However, Google has developed some additional Chromebook Plus features and integrated them into Chrome OS. These start with the Chromebook Plus-specific new user setup experience and continue into Chromebook Plus-exclusive wallpapers and screensavers with their own built-in, AI-powered effects. These aren't game changers for business users, but they're nice to have all the same.

The perks page for Google's Chromebook Plus

(Image credit: Future)

Chromebook Plus models also come with some Chromebook Plus exclusive offers, designed to showcase the additional performance and screen capabilities you can expect from these more advanced devices. These include a free three-month subscription to a cloud-based version of Photoshop along with Adobe Express Premium, and a discount on purchases of the LumaFusion Pro video editor.

What's more interesting for business users, though, is that Chromebook Plus adds additional AI-powered features to Chrome OS and apps. For instance, the Google Photos app now incorporates a version of the Magic Eraser tool you might have seen in the Camera app on Pixel phones. We also get new automatic lighting and background blur enhancements for video calls and meetings, along with AI-powered noise reduction for your mic. These work across Microsoft Teams, Skype, and Zoom as well as Google Meet. Google also promises that these are just the first of a series of AI enhancements to Chromebook Plus devices, including AI-assisted writing tools and the ability to generate custom wallpapers from text prompts.
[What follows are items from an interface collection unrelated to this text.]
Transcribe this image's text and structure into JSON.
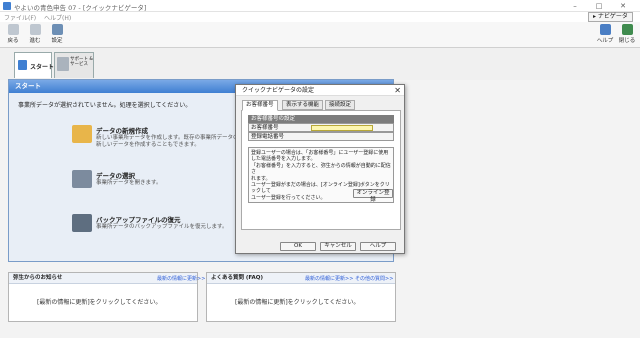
{
  "window": {
    "title": "やよいの青色申告 07 - [クイックナビゲータ]",
    "controls": [
      "–",
      "□",
      "✕"
    ]
  },
  "menu": {
    "items": [
      "ファイル(F)",
      "ヘルプ(H)"
    ]
  },
  "nav_button": {
    "label": "▸ ナビゲータ"
  },
  "toolbar": {
    "left": [
      "戻る",
      "進む",
      "設定"
    ],
    "right": [
      "ヘルプ",
      "閉じる"
    ]
  },
  "tabs": [
    {
      "label": "スタート"
    },
    {
      "label": "サポート & サービス"
    }
  ],
  "start_panel": {
    "header": "スタート",
    "message": "事業所データが選択されていません。処理を選択してください。",
    "items": [
      {
        "title": "データの新規作成",
        "desc1": "新しい事業所データを作成します。既存の事業所データの設定",
        "desc2": "新しいデータを作成することもできます。"
      },
      {
        "title": "データの選択",
        "desc1": "事業所データを開きます。",
        "desc2": ""
      },
      {
        "title": "バックアップファイルの復元",
        "desc1": "事業所データのバックアップファイルを復元します。",
        "desc2": ""
      }
    ]
  },
  "news_panel": {
    "title": "弥生からのお知らせ",
    "link": "最新の情報に更新>>",
    "body": "[最新の情報に更新]をクリックしてください。"
  },
  "faq_panel": {
    "title": "よくある質問 (FAQ)",
    "link1": "最新の情報に更新>>",
    "link2": "その他の質問>>",
    "body": "[最新の情報に更新]をクリックしてください。"
  },
  "dialog": {
    "title": "クイックナビゲータの設定",
    "close": "✕",
    "tabs": [
      "お客様番号",
      "表示する機能",
      "接続設定"
    ],
    "section": "お客様番号の設定",
    "fields": [
      {
        "label": "お客様番号",
        "value": ""
      },
      {
        "label": "登録電話番号",
        "value": ""
      }
    ],
    "note_lines": [
      "登録ユーザーの場合は、「お客様番号」にユーザー登録に使用",
      "した電話番号を入力します。",
      "「お客様番号」を入力すると、弥生からの情報が自動的に配信さ",
      "れます。",
      "ユーザー登録がまだの場合は、[オンライン登録]ボタンをクリックして",
      "ユーザー登録を行ってください。"
    ],
    "online_button": "オンライン登録",
    "ok": "OK",
    "cancel": "キャンセル",
    "help": "ヘルプ"
  }
}
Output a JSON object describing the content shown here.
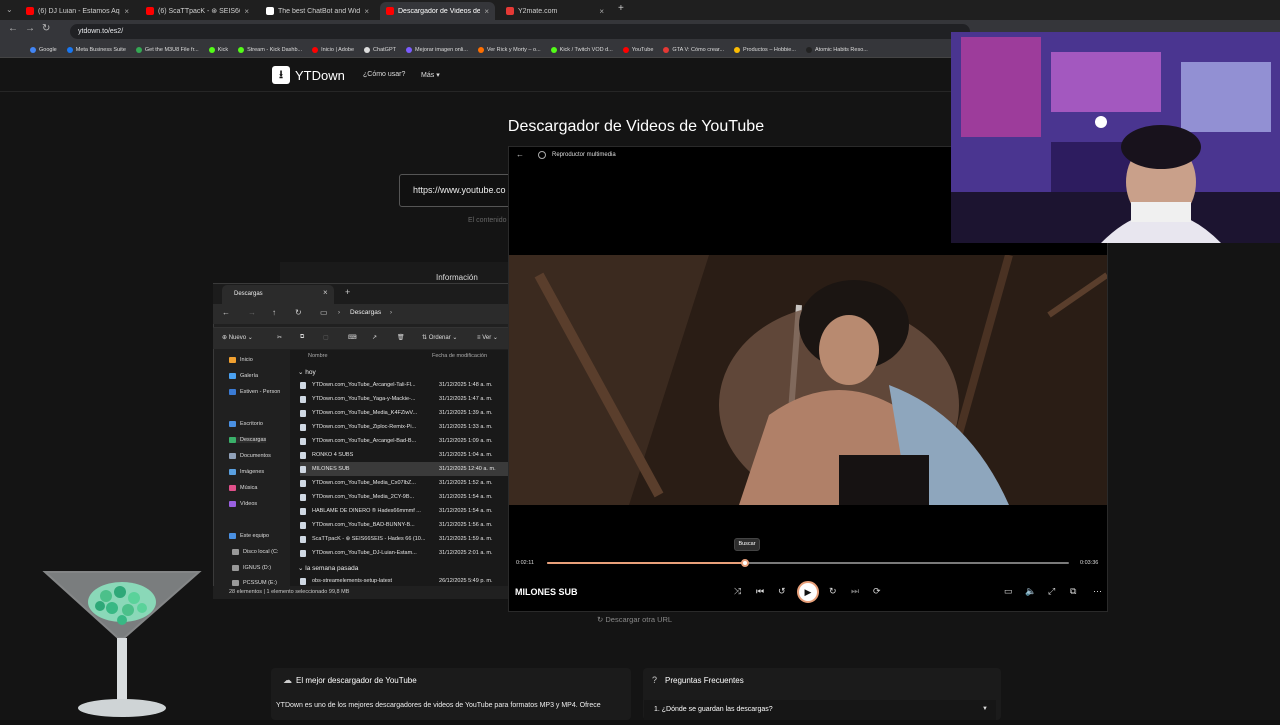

The final feature for now isn't specific to Chromebook Plus models, but it's a real boost for productivity. Chrome OS's File Sync features maintain a local copy of key files and documents in your Chromebook's storage, syncing them with a version stored on Google Drive so that you always have what you're working on close to hand. With this in place, going offline doesn't have to destroy your productivity, and you don't need to mess around with workarounds just to keep an up-to-date local copy of a file.

Buying Chromebook Plus

If you have a mid-range of high-end Chromebook that delivers the performance you need, there's no need to upgrade right now to a new Chromebook Plus model. However, if you're buying a new Chromebook, then it just makes sense to buy a Chromebook Plus or a Chromebook that's eligible for the upgrade.

Asus Chromebook Plus CX34

The Asus Chromebook Plus on a desk

(Image credit: Future)

Asus's 14-inch Chromebook Plus is a great budget ultraportable. The slightly cheap-feeling plastic chassis means it looks more expensive than it feels, but it's still robust enough for business use, and the keyboard and trackpad are surprisingly good. On a more expensive device, we'd have more to say about the slightly dull 1080p screen and 7hr and 12min battery life, but both are forgivable when you see how much the Chromebook Plus CX34 costs. What's more, it's impressively speedy for a sub-£400 Chromebook, thanks to its Core i3-1215U processor and the mandatory 8GB of RAM.

Acer Chromebook Spin 714

The Acer Chromebook Spin 714 on the ITPro background

(Image credit: Future)

While it was launched before the Chromebook Plus initiative, the 2023 version of the Chromebook Spin 714 is one of the first existing Chromebooks to be eligible for the Chromebook Plus update. It's still one of the best business Chromebooks – if not the best – with a sleeker all-metal build than any of the new breed of Chromebooks, excellent connectivity, a garaged stylus, and good all-round ergonomics, plus a brighter, richer 14-inch, 16:10 screen. Throw in a choice of Intel's 13th-generation Core i5 and Core i3 CPUs and it's hard to go wrong.

Stuart Andrews

Stuart has been writing about technology for over 25 years, focusing on PC hardware, enterprise technology, education tech, cloud services and video games. Along the way he’s worked extensively with Windows, MacOS, Linux, Android and Chrome OS devices, and tested everything from laptops to laser printers, graphics cards to gaming headsets.

He’s then written about all this stuff – and more – for outlets, including PC Pro, IT Pro, Expert Reviews and The Sunday Times. He’s also written and edited books on Windows, video games and Scratch programming for younger coders. When he’s not fiddling with tech or playing games, you’ll find him working in the garden, walking, reading or watching films.

You can follow Stuart on Twitter at @SATAndrews